Last December 21st I went out at night to photograph the conjunction of Jupiter, Saturn, and the moon. There were too many clouds for that, but after a few minutes the clouds cleared just enough to allow me this last photo for the year.
Moon on December 21, 2020.
Three days ago, I went out on a sunny day to the refuge for my first shoot of 2021 to be greeted by this sandpiper.
I took the following photos on October 1st, 2019 but did not post them as I temporarily stopped blogging to concentrate on finishing my second book. Now, more than a year later, here they are. A large group of Great Egrets and Snowy Egrets (with the black bills) was taking off at the Edwin B. Forsythe National Wildlife Refuge. Never had I seen so many flying together.
The Siege of An Loc is the story of the defense of An Loc in 1972 during the Vietnam War. It is also a love story between a South Vietnamese soldier, Trung, and Ly, a student, daughter of a rubber plantation owner. As Trung struggles to defend his country, he finds himself falling for the beautiful Ly, but do they have a chance for happiness in the midst of war? We also see the evil of communism especially personified in the one of the characters, and two brothers are reunited, one from North Vietnam and one from South Vietnam.
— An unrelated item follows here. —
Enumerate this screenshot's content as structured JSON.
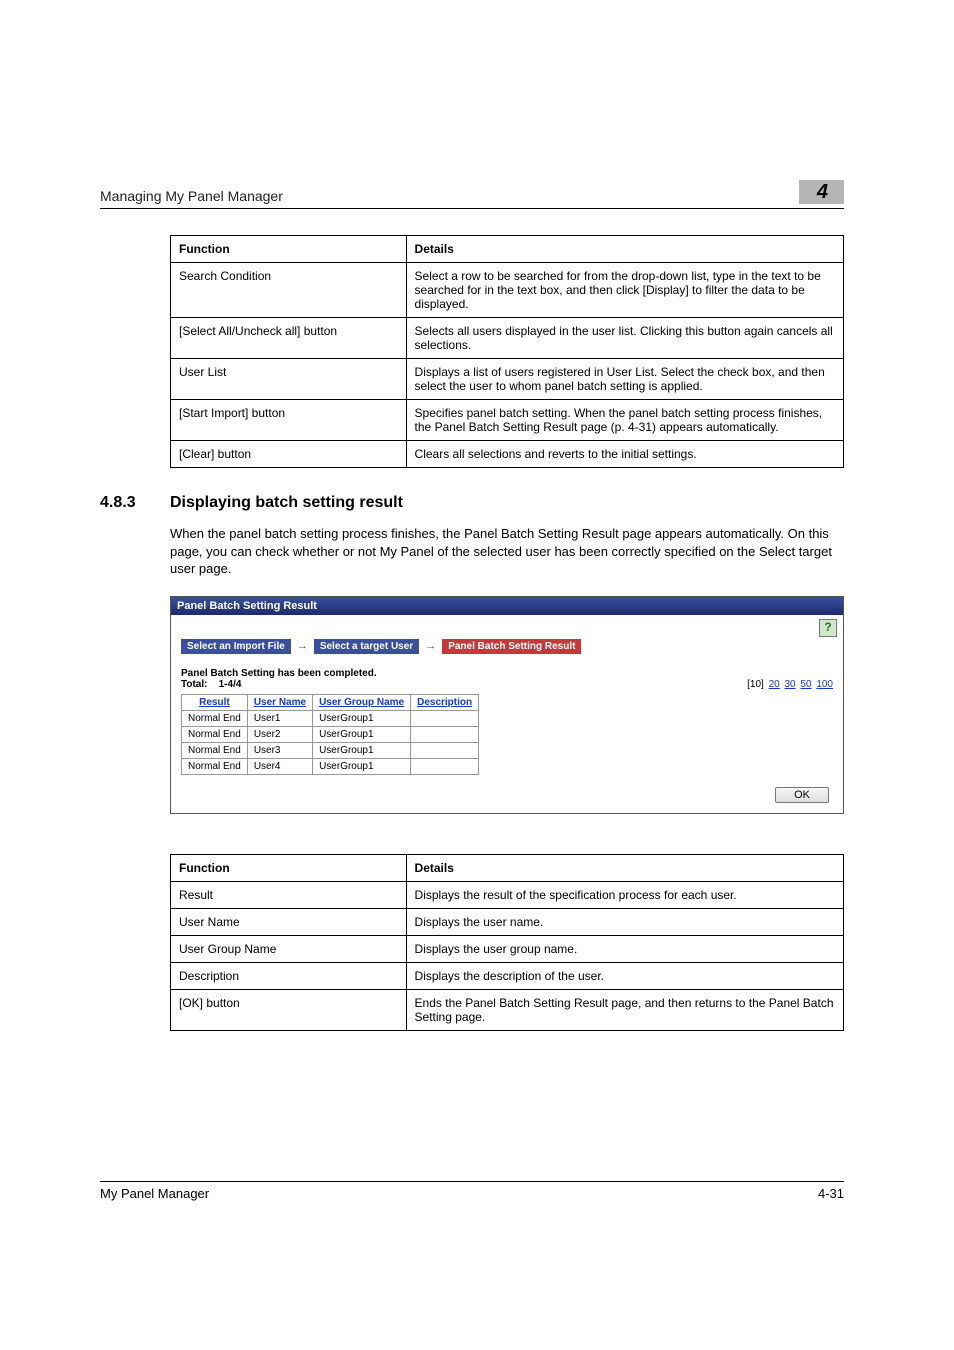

I learned so much about the Vietnam War from this book. When I was in grade school and high school in the U.S. in the 70s and 80s, they didn’t teach us much about it. I just knew my uncle died in this war at the age of 20, and I…